▸ **Exercise instructions**: Hunt for the word "name" across the entries below, copying each line that holds it.

▸ **Stored data**:
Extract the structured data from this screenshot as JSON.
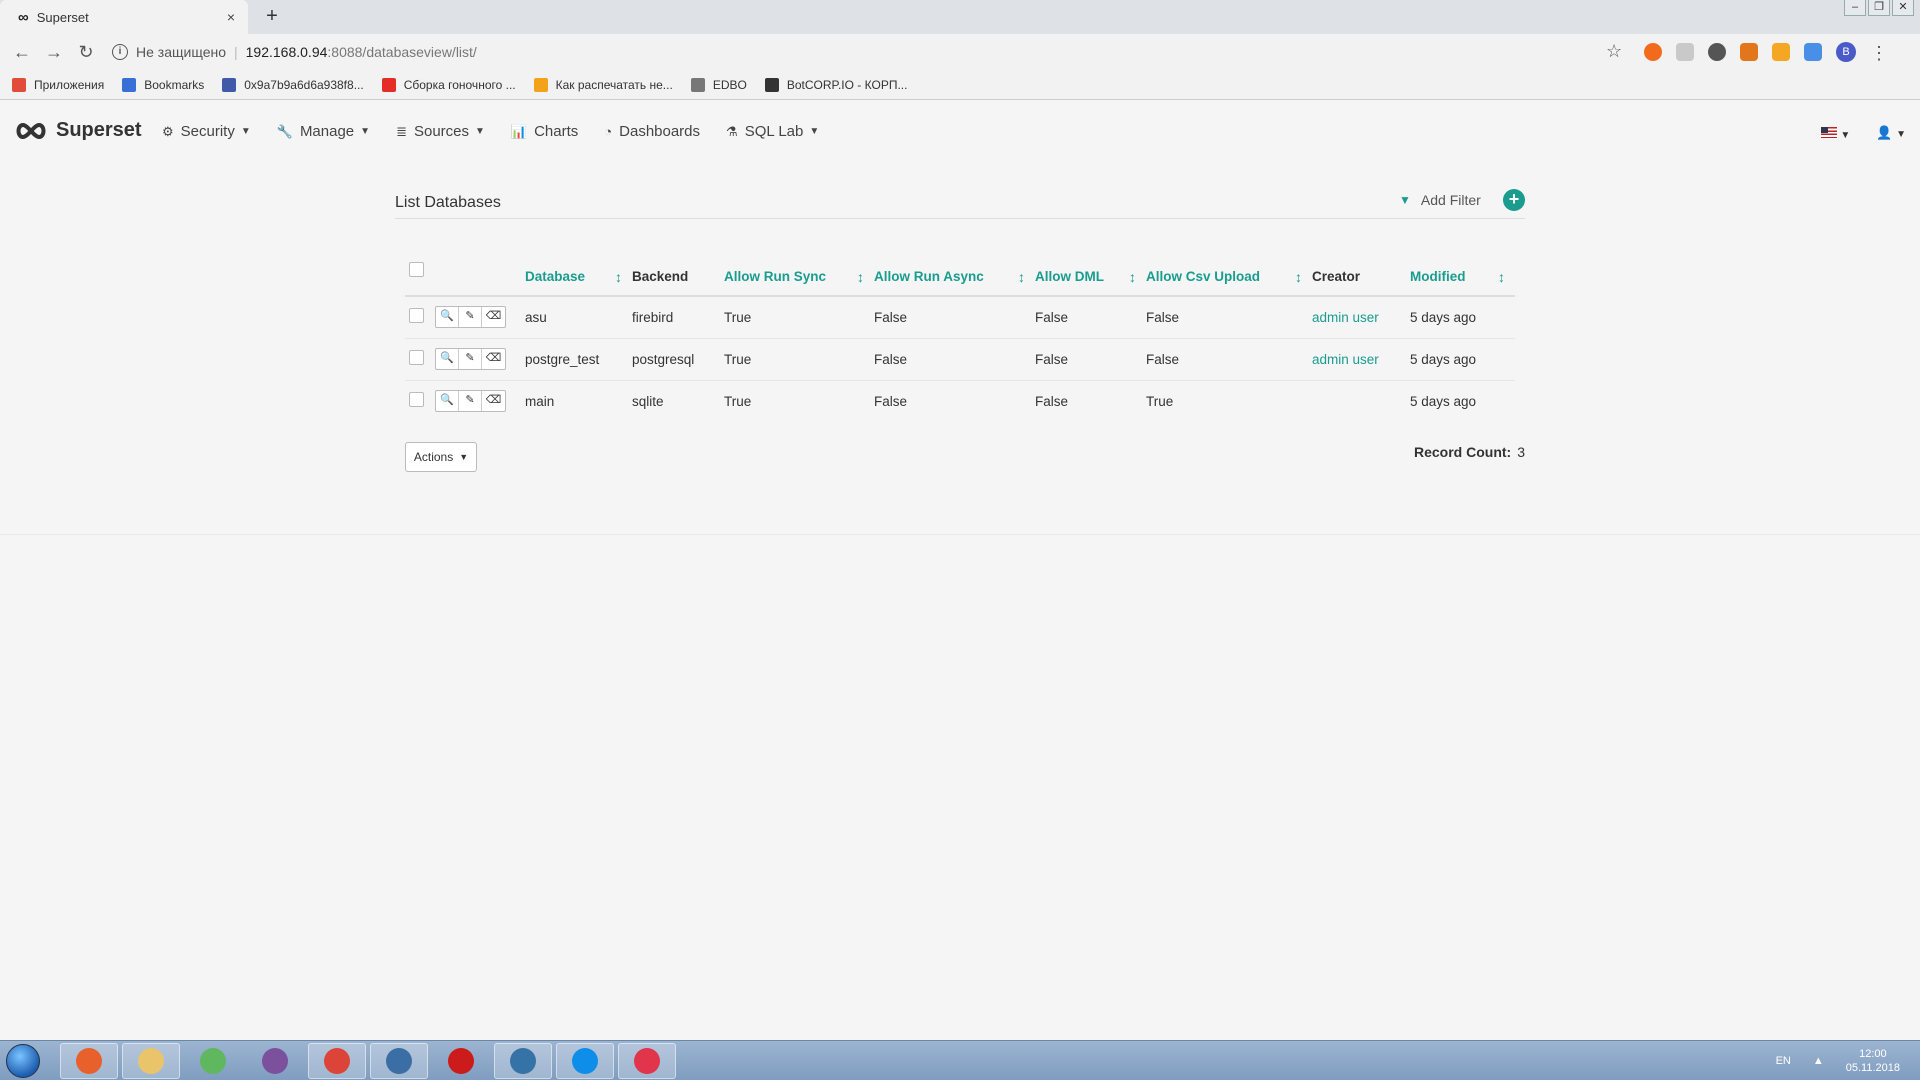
{
  "browser": {
    "tab_title": "Superset",
    "tab_close": "×",
    "new_tab": "+",
    "insecure_label": "Не защищено",
    "url_host": "192.168.0.94",
    "url_path": ":8088/databaseview/list/",
    "profile_initial": "B",
    "bookmarks": [
      {
        "label": "Приложения",
        "icon": "apps-grid-icon",
        "color": "#e04b3a"
      },
      {
        "label": "Bookmarks",
        "icon": "star-icon",
        "color": "#3b6fd8"
      },
      {
        "label": "0x9a7b9a6d6a938f8...",
        "icon": "coin-icon",
        "color": "#3f5aa8"
      },
      {
        "label": "Сборка гоночного ...",
        "icon": "youtube-icon",
        "color": "#e52d27"
      },
      {
        "label": "Как распечатать не...",
        "icon": "windows-icon",
        "color": "#f3a21b"
      },
      {
        "label": "EDBO",
        "icon": "page-icon",
        "color": "#777777"
      },
      {
        "label": "BotCORP.IO - КОРП...",
        "icon": "bot-icon",
        "color": "#333333"
      }
    ]
  },
  "app": {
    "brand": "Superset",
    "menu": [
      {
        "label": "Security",
        "icon": "cogs-icon",
        "dropdown": true
      },
      {
        "label": "Manage",
        "icon": "wrench-icon",
        "dropdown": true
      },
      {
        "label": "Sources",
        "icon": "database-icon",
        "dropdown": true
      },
      {
        "label": "Charts",
        "icon": "bar-chart-icon",
        "dropdown": false
      },
      {
        "label": "Dashboards",
        "icon": "dashboard-icon",
        "dropdown": false
      },
      {
        "label": "SQL Lab",
        "icon": "flask-icon",
        "dropdown": true
      }
    ]
  },
  "list": {
    "title": "List Databases",
    "add_filter": "Add Filter",
    "columns": [
      "Database",
      "Backend",
      "Allow Run Sync",
      "Allow Run Async",
      "Allow DML",
      "Allow Csv Upload",
      "Creator",
      "Modified"
    ],
    "rows": [
      {
        "database": "asu",
        "backend": "firebird",
        "allow_run_sync": "True",
        "allow_run_async": "False",
        "allow_dml": "False",
        "allow_csv_upload": "False",
        "creator": "admin user",
        "modified": "5 days ago"
      },
      {
        "database": "postgre_test",
        "backend": "postgresql",
        "allow_run_sync": "True",
        "allow_run_async": "False",
        "allow_dml": "False",
        "allow_csv_upload": "False",
        "creator": "admin user",
        "modified": "5 days ago"
      },
      {
        "database": "main",
        "backend": "sqlite",
        "allow_run_sync": "True",
        "allow_run_async": "False",
        "allow_dml": "False",
        "allow_csv_upload": "True",
        "creator": "",
        "modified": "5 days ago"
      }
    ],
    "actions_label": "Actions",
    "record_count_label": "Record Count:",
    "record_count": "3"
  },
  "taskbar": {
    "apps": [
      {
        "name": "firefox",
        "color": "#e8612c"
      },
      {
        "name": "file-explorer",
        "color": "#e9c46a"
      },
      {
        "name": "network-app",
        "color": "#5fb85f"
      },
      {
        "name": "viber",
        "color": "#7b519d"
      },
      {
        "name": "chrome",
        "color": "#db4437"
      },
      {
        "name": "remote-desktop",
        "color": "#3a6ea5"
      },
      {
        "name": "opera",
        "color": "#cc1b1b"
      },
      {
        "name": "python",
        "color": "#3572a5"
      },
      {
        "name": "teamviewer",
        "color": "#0e8ee9"
      },
      {
        "name": "screen-recorder",
        "color": "#e0354b"
      }
    ],
    "lang": "EN",
    "time": "12:00",
    "date": "05.11.2018"
  }
}
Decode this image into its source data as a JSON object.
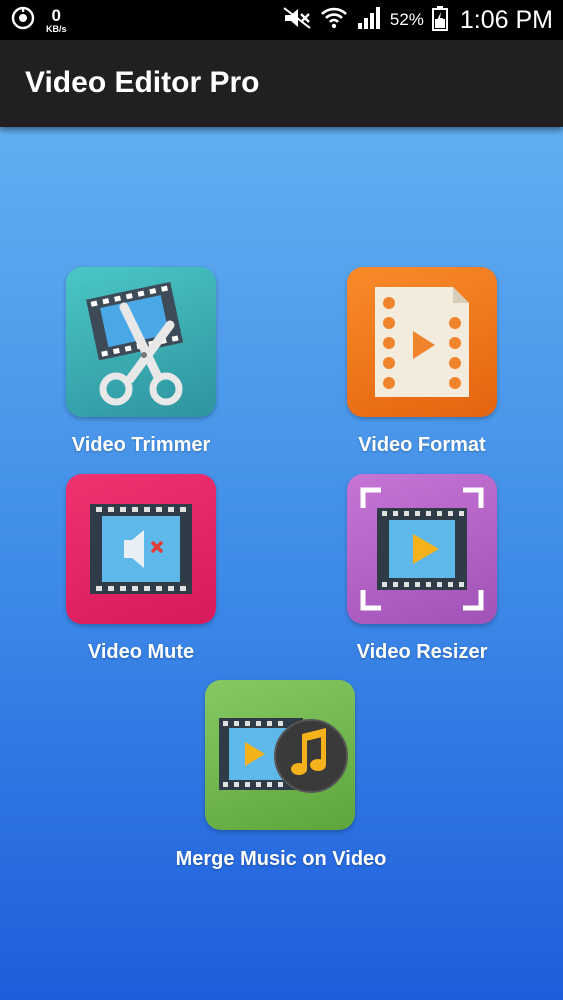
{
  "status_bar": {
    "speed_value": "0",
    "speed_unit": "KB/s",
    "battery_percent": "52%",
    "time": "1:06 PM",
    "icons": [
      "data-saver-icon",
      "mute-icon",
      "wifi-icon",
      "signal-icon",
      "battery-icon"
    ]
  },
  "app_bar": {
    "title": "Video Editor Pro"
  },
  "tools": [
    {
      "label": "Video Trimmer",
      "icon": "scissors-film-icon",
      "color": "#3fb2b5"
    },
    {
      "label": "Video Format",
      "icon": "film-document-icon",
      "color": "#f27a1c"
    },
    {
      "label": "Video Mute",
      "icon": "muted-film-icon",
      "color": "#e8276a"
    },
    {
      "label": "Video Resizer",
      "icon": "resize-film-icon",
      "color": "#b464c6"
    },
    {
      "label": "Merge Music on Video",
      "icon": "music-film-icon",
      "color": "#77bf54"
    }
  ]
}
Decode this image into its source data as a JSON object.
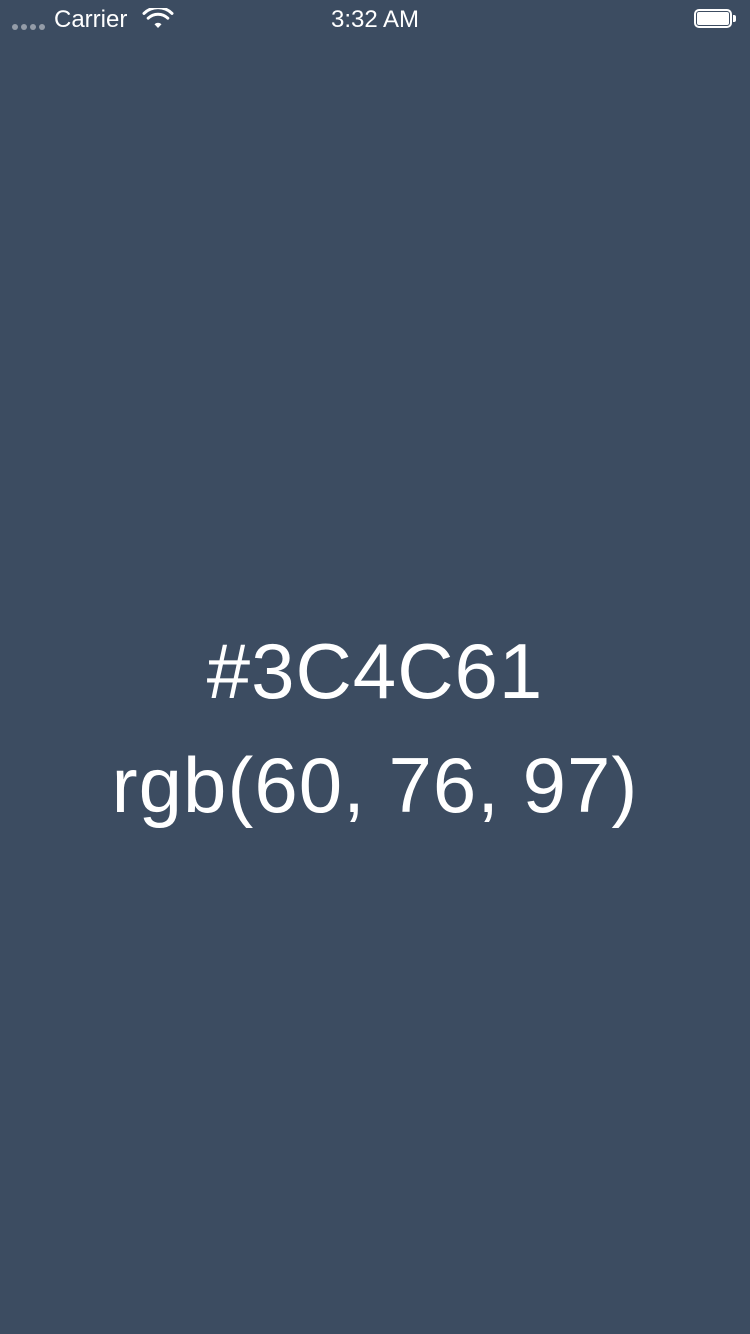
{
  "status_bar": {
    "carrier": "Carrier",
    "time": "3:32 AM",
    "wifi_icon": "wifi-icon",
    "battery_icon": "battery-icon",
    "signal_icon": "signal-dots-icon"
  },
  "color": {
    "hex": "#3C4C61",
    "rgb": "rgb(60, 76, 97)",
    "background": "#3C4C61",
    "text_color": "#FFFFFF"
  }
}
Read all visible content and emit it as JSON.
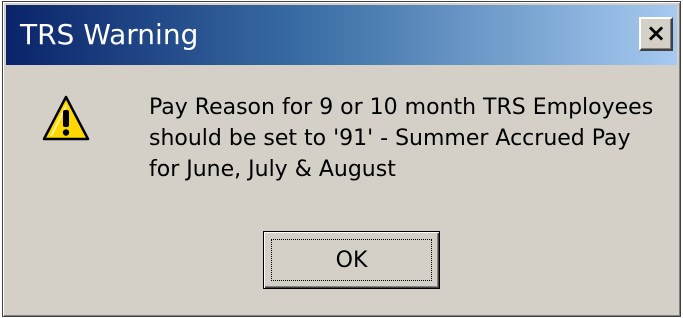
{
  "window": {
    "title": "TRS Warning",
    "close_label": "×"
  },
  "message": {
    "icon": "warning-icon",
    "lines": [
      "Pay Reason for 9 or 10 month TRS Employees",
      "should be set to '91' - Summer Accrued Pay",
      "for June, July & August"
    ]
  },
  "buttons": {
    "ok_label": "OK"
  },
  "colors": {
    "titlebar_start": "#0a246a",
    "titlebar_end": "#a6caf0",
    "dialog_face": "#d4d0c8",
    "icon_fill": "#ffd800"
  }
}
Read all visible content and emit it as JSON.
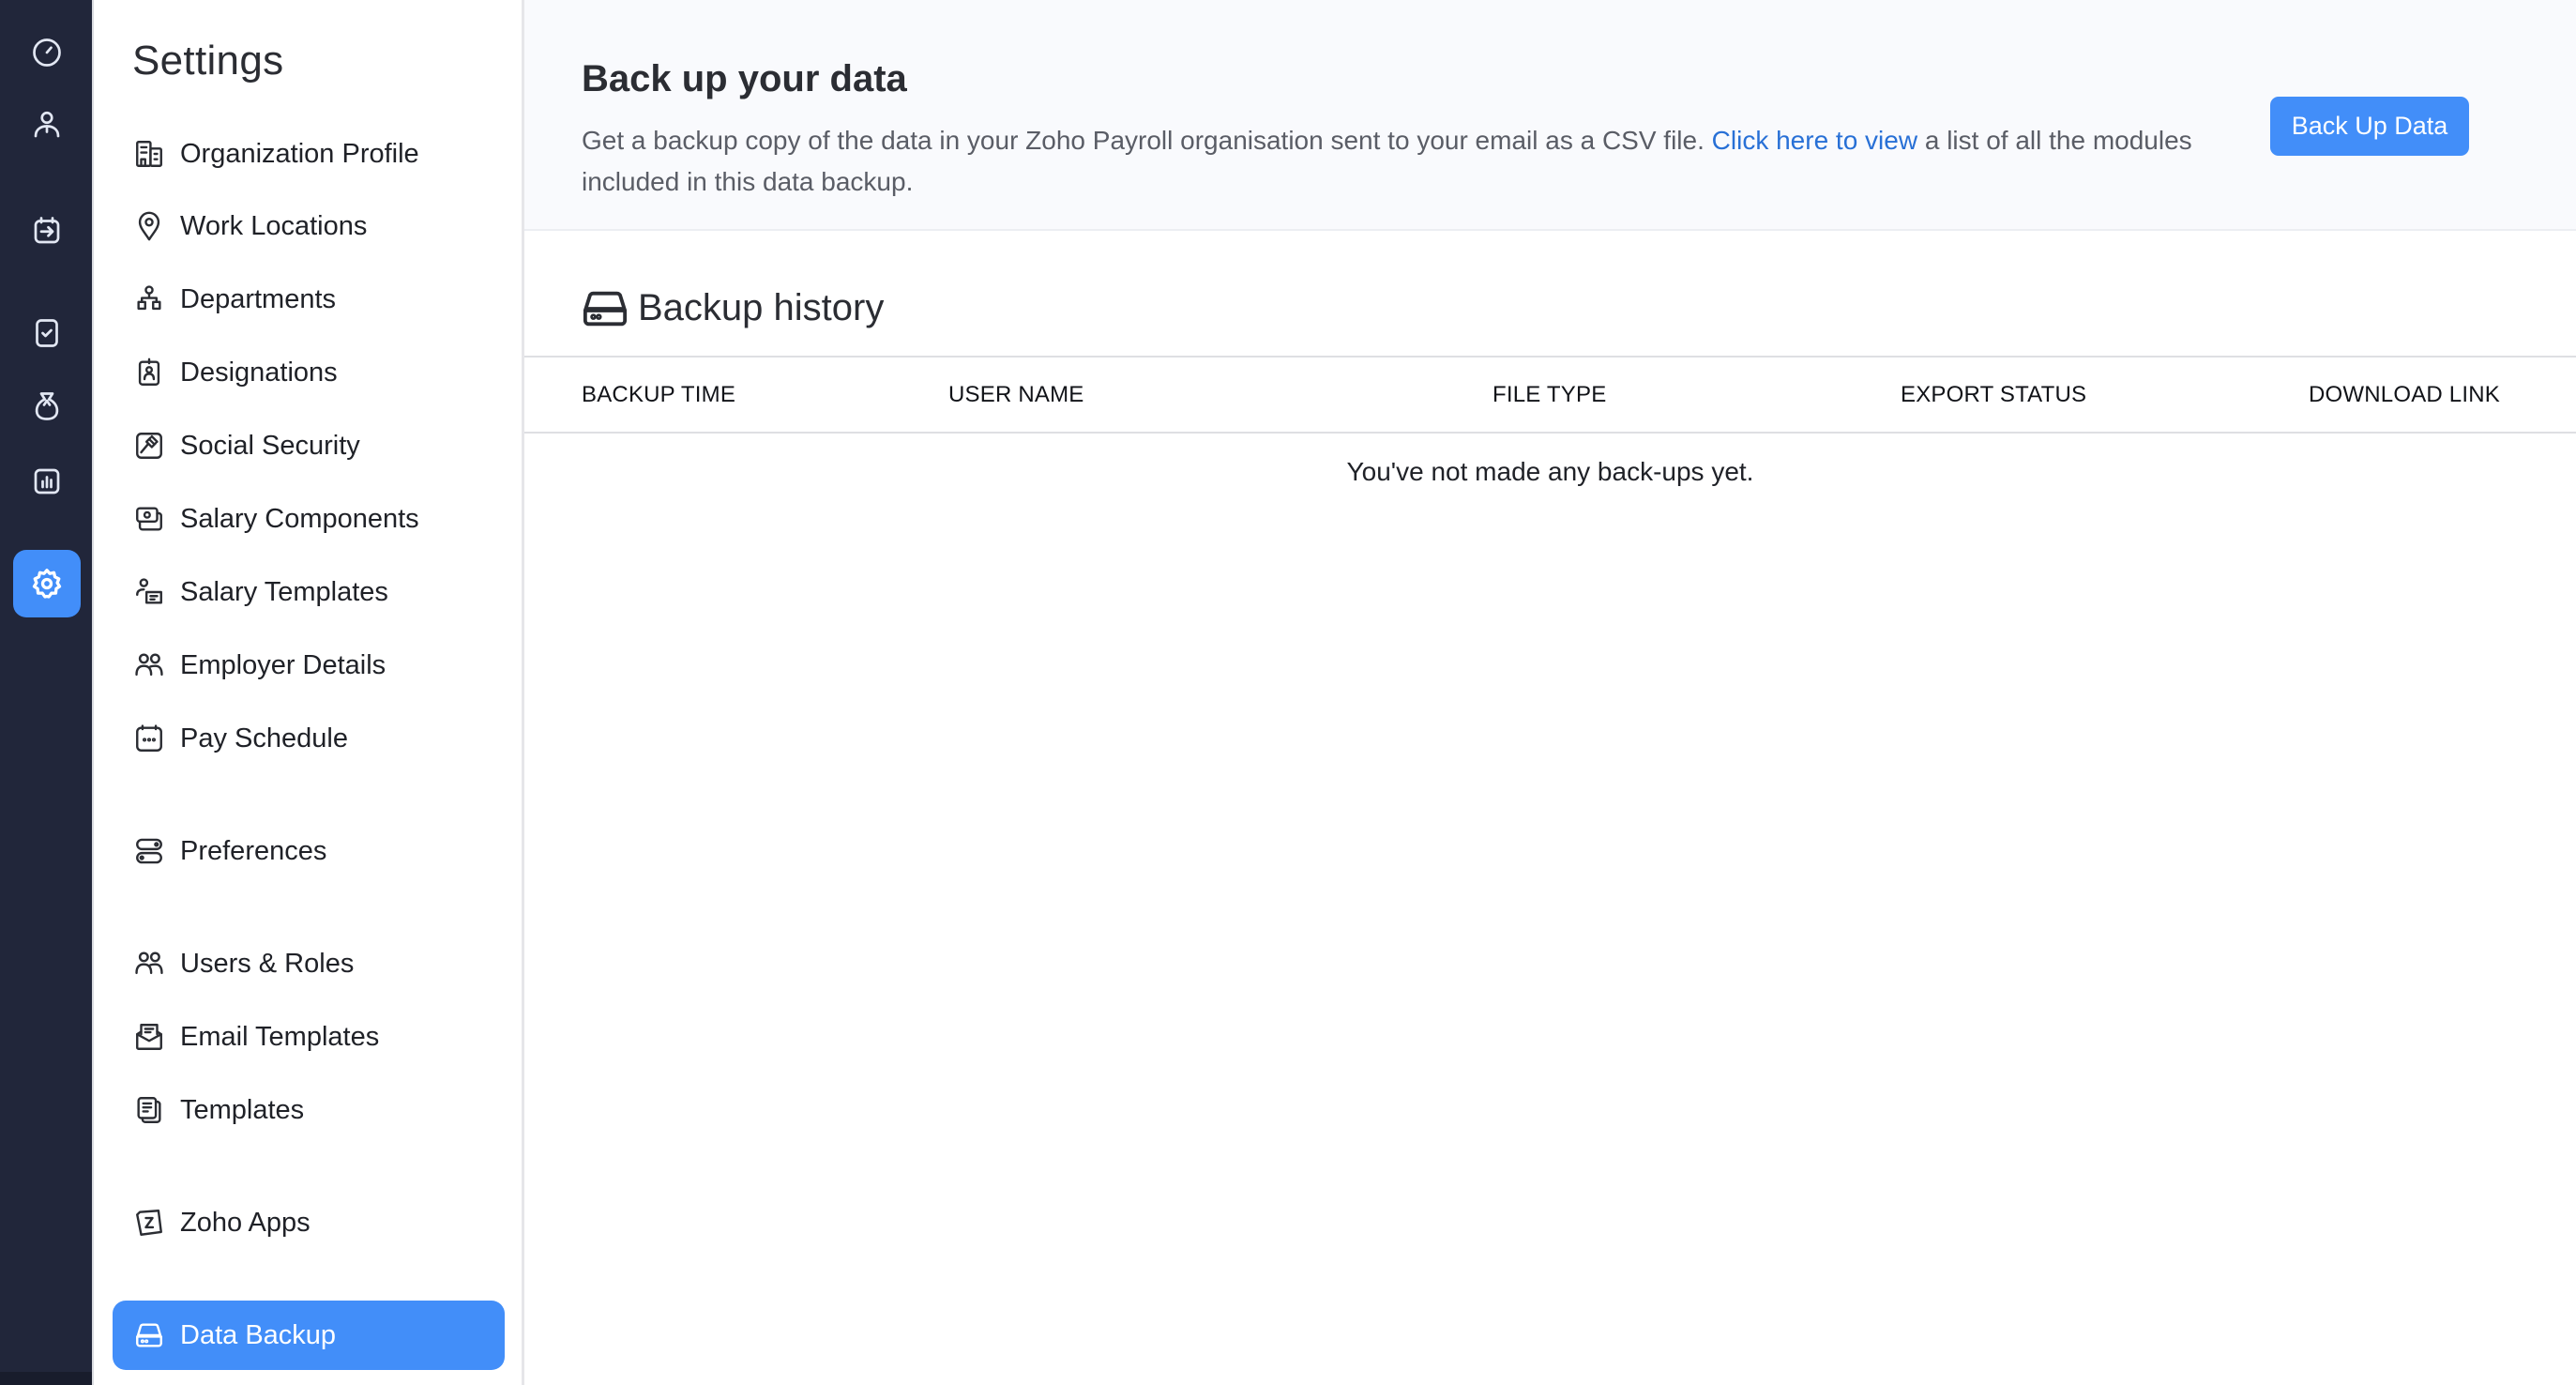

▸ **Problem solution**:
        "name": "firefox",
        "name": "file-explorer",
        "name": "network-app",
        "name": "viber",
        "name": "chrome",
        "name": "remote-desktop",
        "name": "opera",
        "name": "python",
        "name": "teamviewer",
        "name": "screen-recorder",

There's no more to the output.